An example is the $60m Club Med Buccaneer’s Creek resort in Martinique, which opened in December 2005. To cash in on the US all-inclusive market, Club Med also simultaneously launched its direct charter service from New York’s JFK airport to Fort de France in Martinique.

The resort has three distinct restaurants, La Belle Creole, the buffet-style Pays Meles and Le Madou, the resort’s poolside grill. To ensure that food and beverage was top of the menu, the group brought in head chef Herve Thamar, who has worked at Michelin-starred restaurants in Paris, to create the menus.

Thamar says: "Club Med challenged me to think outside the box. The food is irresistible, even for carb counters, and embodies the life of Martinique."

Typical hors d’oeuvres include shrimp, marinated fish, mini crab cakes and accras (cod fritters). Specialities include the traditional boucanage (wood-smoked meats and fish with a glaze of sugar cane), bois d’inde and local spices.


Across the Atlantic, Mark Warner is one of the UK’s leading all-inclusive providers for families, singles and couples in the Mediterranean. Established in 1974, the company specialises in packages to ski and beach locations offering activities with all meals and wine included.

“We are not a cheap holiday, we are in the higher price bracket, but we offer excellent value for money.”

Spokesman Nigel Wragg says the market in Europe was so strong that the company doubled its business between 1998 and 2004: "We built our business, which has been going for 30 years, on the all-inclusive package and we have seen a phenomenal amount of growth, particularly in the last few years."

In particular, Mark Warner is focusing on developing its menus. Wragg explains: "Our food has changed tremendously and now we use more local produce, local dishes and, more importantly, local chefs. We found local chefs have a vested interest in producing good local food and maintaining their reputation. Food is very important because it can make or break a holiday."

The company has a food and beverage controller who ensures standards are maintained across the brand. Wragg adds: "People expect high standards and we get good responses from our guests time and time again. In fact, our food was recently rated 9/10 by the Sunday Times.

"When a guest has discovered Mark Warner they will stick with it for several years, and almost 75% of our business comes from recommendations and rebooking."

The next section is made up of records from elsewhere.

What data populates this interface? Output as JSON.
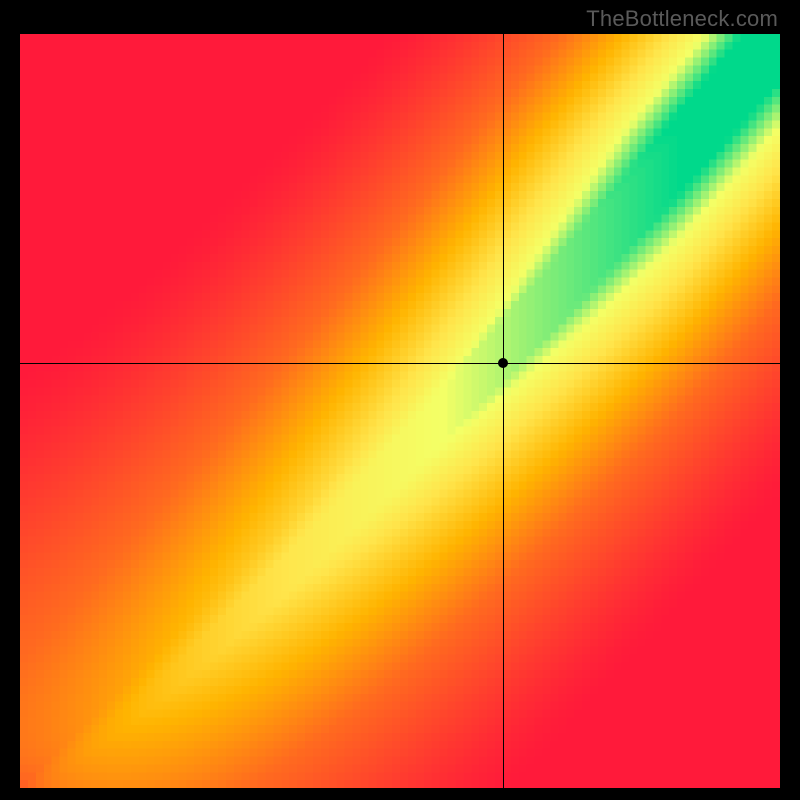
{
  "watermark": "TheBottleneck.com",
  "chart_data": {
    "type": "heatmap",
    "title": "",
    "xlabel": "",
    "ylabel": "",
    "xlim": [
      0,
      1
    ],
    "ylim": [
      0,
      1
    ],
    "crosshair": {
      "x": 0.635,
      "y": 0.563
    },
    "marker": {
      "x": 0.635,
      "y": 0.563
    },
    "diagonal_band": {
      "note": "green optimal band along y ≈ x^1.2 with half-width growing from 0 to ~0.06",
      "center_exponent": 1.2,
      "halfwidth_at_x1": 0.06
    },
    "colorscale": [
      {
        "stop": 0.0,
        "color": "#ff1a3a"
      },
      {
        "stop": 0.35,
        "color": "#ff6a1f"
      },
      {
        "stop": 0.55,
        "color": "#ffb400"
      },
      {
        "stop": 0.72,
        "color": "#ffe44a"
      },
      {
        "stop": 0.85,
        "color": "#f4ff66"
      },
      {
        "stop": 1.0,
        "color": "#00d98b"
      }
    ],
    "grid_resolution": 96
  }
}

The company caters for two different markets: families, and singles and couples. He explains: "It’s quite difficult to feed children so we have had to really develop our menu so that they are offered good, healthy food, but also food they will actually like."

However, the market is going through a lull. Wragg says: "I think the dynamic of the package holiday is changing as people are going for the cheapest deal they can find. We have to look at ways of tailoring our product to come in at that lower price level."


Several other European hotels and resorts have considered all-inclusive packages and rejected going all the way. Huw Nurse, managing director of Just Sardinia, works with a number of four- and five-star Delphina hotels and resorts on the island. As in mainland Italy, cuisine is top of the agenda and the family-orientated hotels do tend towards the all-inclusive.

The four-star Dune Village offers six restaurants, including the buffet-style Il Nautilus, Maccaroni, offering homemade pasta, Sorfano with fish and seafood, Il Pomodoro, a pizzeria, Carimbanca, specialising in grilled meat and Il Romantico for candlelit romantic dinners. House wine and water are included.

The four-star Valle Dell’Erica offers a similar package, while the Hotel Capo D’Orso boasts a full-board option at its seafood restaurant – one of the finest on the island.

Nurse says: "I don’t think there’s a particularly large market for four- and five-star all-inclusives because I think people are worried about the image.

"I think it’s good for families that want to know how much they are paying at the beginning of their holiday and good for activities, but in terms of food and wine, the more discerning will opt for a half- or full-board option."

The all-inclusive market appears to be very much one of personal choice. For families, people on a budget and guests with a voracious appetite, the set-menu of the all-inclusive resort presents excellent value. However, for others the temptation will always be to opt for á la carte.